Yudichak, a Democrat Carbon that is representing and counties, explained Wednesday he hopes to consult with the customer Financial Protection Bureau to have its input regarding the legislation.
“we are going to you will need to mirror their intent and work out certain that the merchandise is an item that produces credit available, affordable and safe for people who are high-risk customers,” he stated. “the intent that is overall to ensure individuals do not get caught in a financial obligation period.”
Experts are already campaigning against their plan, saying the loans will be very costly but still could cause borrowers being caught with debt. Yudichak explained he considered their issues whenever drafting the bill, which he expects to introduce following the budget debate that is legislative.
While customer advocates in Pennsylvania oppose the federal plan since they consider it to be too tough because they say it isn’t tough enough, payday lenders oppose it.
They testified at the other day’s hearing that the customer Financial Protection Bureau’s own information reveal few complaints about pay day loans from licensed loan providers. They stated authorities should always be centering on unlicensed, unlawful loan providers which are using borrowers. Onerous laws would drive lots and lots of licensed loan providers away from business and drive borrowers to ones that are illicit lenders said.
Banking institutions that are looking to provide loans that are short-term people without sterling credit could be deterred, stated Richard Hunt, president and CEO regarding the customer Bankers Association.
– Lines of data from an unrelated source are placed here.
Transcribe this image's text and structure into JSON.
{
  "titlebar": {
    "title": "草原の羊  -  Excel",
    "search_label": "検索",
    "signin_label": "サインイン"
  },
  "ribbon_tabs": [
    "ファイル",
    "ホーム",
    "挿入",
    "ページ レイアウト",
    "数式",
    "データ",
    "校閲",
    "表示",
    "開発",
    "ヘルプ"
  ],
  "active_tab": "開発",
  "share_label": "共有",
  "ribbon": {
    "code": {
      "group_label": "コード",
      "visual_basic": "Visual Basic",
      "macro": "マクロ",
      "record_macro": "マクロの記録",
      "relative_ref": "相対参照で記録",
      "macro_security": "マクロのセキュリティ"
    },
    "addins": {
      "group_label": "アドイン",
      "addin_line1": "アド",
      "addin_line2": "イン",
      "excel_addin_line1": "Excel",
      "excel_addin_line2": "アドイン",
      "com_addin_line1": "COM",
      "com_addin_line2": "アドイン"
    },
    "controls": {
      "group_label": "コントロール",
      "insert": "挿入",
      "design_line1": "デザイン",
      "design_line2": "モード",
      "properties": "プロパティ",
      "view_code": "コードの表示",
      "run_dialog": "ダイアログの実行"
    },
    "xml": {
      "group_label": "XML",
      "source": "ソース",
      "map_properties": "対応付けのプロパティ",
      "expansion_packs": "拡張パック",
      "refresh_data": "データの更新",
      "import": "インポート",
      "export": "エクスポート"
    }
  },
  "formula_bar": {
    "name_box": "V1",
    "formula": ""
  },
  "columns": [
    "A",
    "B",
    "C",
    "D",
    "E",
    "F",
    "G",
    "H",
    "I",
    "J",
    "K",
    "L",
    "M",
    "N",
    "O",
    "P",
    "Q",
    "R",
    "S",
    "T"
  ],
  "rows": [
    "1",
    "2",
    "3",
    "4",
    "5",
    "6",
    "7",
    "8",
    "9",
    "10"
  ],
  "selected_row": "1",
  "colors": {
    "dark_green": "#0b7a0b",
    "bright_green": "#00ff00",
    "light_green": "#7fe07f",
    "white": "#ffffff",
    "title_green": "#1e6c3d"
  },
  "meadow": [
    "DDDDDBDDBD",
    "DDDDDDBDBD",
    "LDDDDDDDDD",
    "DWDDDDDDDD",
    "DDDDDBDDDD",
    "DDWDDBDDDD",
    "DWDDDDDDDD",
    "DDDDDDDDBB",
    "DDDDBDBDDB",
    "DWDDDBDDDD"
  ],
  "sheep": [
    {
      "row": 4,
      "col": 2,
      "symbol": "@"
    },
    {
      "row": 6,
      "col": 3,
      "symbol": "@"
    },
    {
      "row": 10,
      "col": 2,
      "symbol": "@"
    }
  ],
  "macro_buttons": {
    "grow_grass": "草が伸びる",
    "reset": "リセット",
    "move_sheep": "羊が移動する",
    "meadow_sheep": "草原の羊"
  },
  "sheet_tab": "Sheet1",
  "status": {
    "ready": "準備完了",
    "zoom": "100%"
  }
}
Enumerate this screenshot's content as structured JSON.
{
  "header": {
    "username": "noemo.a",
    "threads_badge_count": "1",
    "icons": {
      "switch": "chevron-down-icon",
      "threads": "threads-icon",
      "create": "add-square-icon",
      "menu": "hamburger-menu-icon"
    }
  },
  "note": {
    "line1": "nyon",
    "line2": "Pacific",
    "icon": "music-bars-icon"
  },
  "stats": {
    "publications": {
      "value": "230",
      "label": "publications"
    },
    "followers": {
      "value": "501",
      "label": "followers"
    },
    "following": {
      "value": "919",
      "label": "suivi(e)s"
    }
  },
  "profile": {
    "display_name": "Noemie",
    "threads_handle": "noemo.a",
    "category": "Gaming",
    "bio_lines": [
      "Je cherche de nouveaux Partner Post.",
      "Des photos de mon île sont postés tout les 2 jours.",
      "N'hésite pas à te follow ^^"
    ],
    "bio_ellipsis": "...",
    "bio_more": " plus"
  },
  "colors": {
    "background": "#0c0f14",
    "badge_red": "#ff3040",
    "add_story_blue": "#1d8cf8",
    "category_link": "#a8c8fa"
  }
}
The underwriting needs would cost way too much for banks, he stated, and would simply just take too much time for borrowers looking for instant credit.